Source records
========================================================================

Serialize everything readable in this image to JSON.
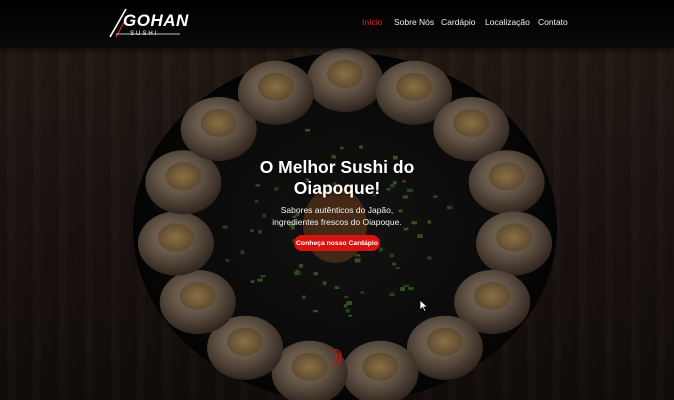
{
  "brand": {
    "logo_word": "GOHAN",
    "logo_sub": "SUSHI",
    "accent_color": "#e2231a"
  },
  "nav": {
    "items": [
      {
        "label": "Início",
        "active": true
      },
      {
        "label": "Sobre Nós",
        "active": false
      },
      {
        "label": "Cardápio",
        "active": false
      },
      {
        "label": "Localização",
        "active": false
      },
      {
        "label": "Contato",
        "active": false
      }
    ]
  },
  "hero": {
    "title_line1": "O Melhor Sushi do",
    "title_line2": "Oiapoque!",
    "subtitle_line1": "Sabores autênticos do Japão,",
    "subtitle_line2": "ingredientes frescos do Oiapoque.",
    "cta_label": "Conheça nosso Cardápio",
    "cta_color": "#d8120e",
    "background_image": "sushi-platter-photo"
  },
  "icons": {
    "scroll": "scroll-down-mouse-icon",
    "cursor": "mouse-pointer-icon"
  }
}
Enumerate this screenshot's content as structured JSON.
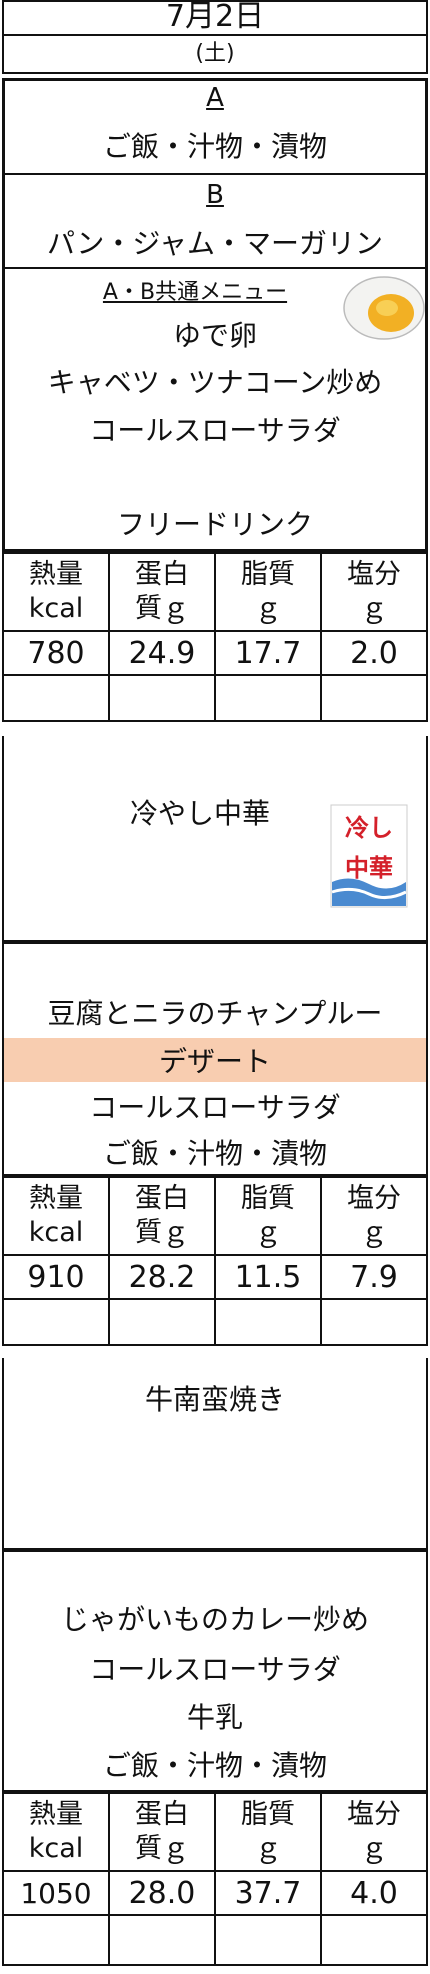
{
  "header": {
    "date": "7月2日",
    "day": "(土)"
  },
  "breakfast": {
    "a_label": "A",
    "a_menu": "ご飯・汁物・漬物",
    "b_label": "B",
    "b_menu": "パン・ジャム・マーガリン",
    "common_label": "A・B共通メニュー",
    "common_items": [
      "ゆで卵",
      "キャベツ・ツナコーン炒め",
      "コールスローサラダ"
    ],
    "drink": "フリードリンク",
    "nutrition_headers": [
      [
        "熱量",
        "kcal"
      ],
      [
        "蛋白",
        "質ｇ"
      ],
      [
        "脂質",
        "ｇ"
      ],
      [
        "塩分",
        "ｇ"
      ]
    ],
    "nutrition_values": [
      "780",
      "24.9",
      "17.7",
      "2.0"
    ]
  },
  "lunch": {
    "main": "冷やし中華",
    "side": "豆腐とニラのチャンプルー",
    "dessert": "デザート",
    "salad": "コールスローサラダ",
    "staple": "ご飯・汁物・漬物",
    "nutrition_values": [
      "910",
      "28.2",
      "11.5",
      "7.9"
    ],
    "sign_text": [
      "冷し",
      "中華"
    ]
  },
  "dinner": {
    "main": "牛南蛮焼き",
    "items": [
      "じゃがいものカレー炒め",
      "コールスローサラダ",
      "牛乳",
      "ご飯・汁物・漬物"
    ],
    "nutrition_values": [
      "1050",
      "28.0",
      "37.7",
      "4.0"
    ]
  },
  "colors": {
    "dessert_band": "#f8cdb0",
    "sign_red": "#d4202a",
    "sign_blue": "#4a8ad0",
    "egg_yolk": "#f2b024"
  },
  "icons": [
    "boiled-egg-icon",
    "hiyashi-chuka-sign-icon"
  ]
}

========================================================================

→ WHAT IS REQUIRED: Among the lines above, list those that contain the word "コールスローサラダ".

→ ANSWER:
      "コールスローサラダ"
    "salad": "コールスローサラダ",
      "コールスローサラダ",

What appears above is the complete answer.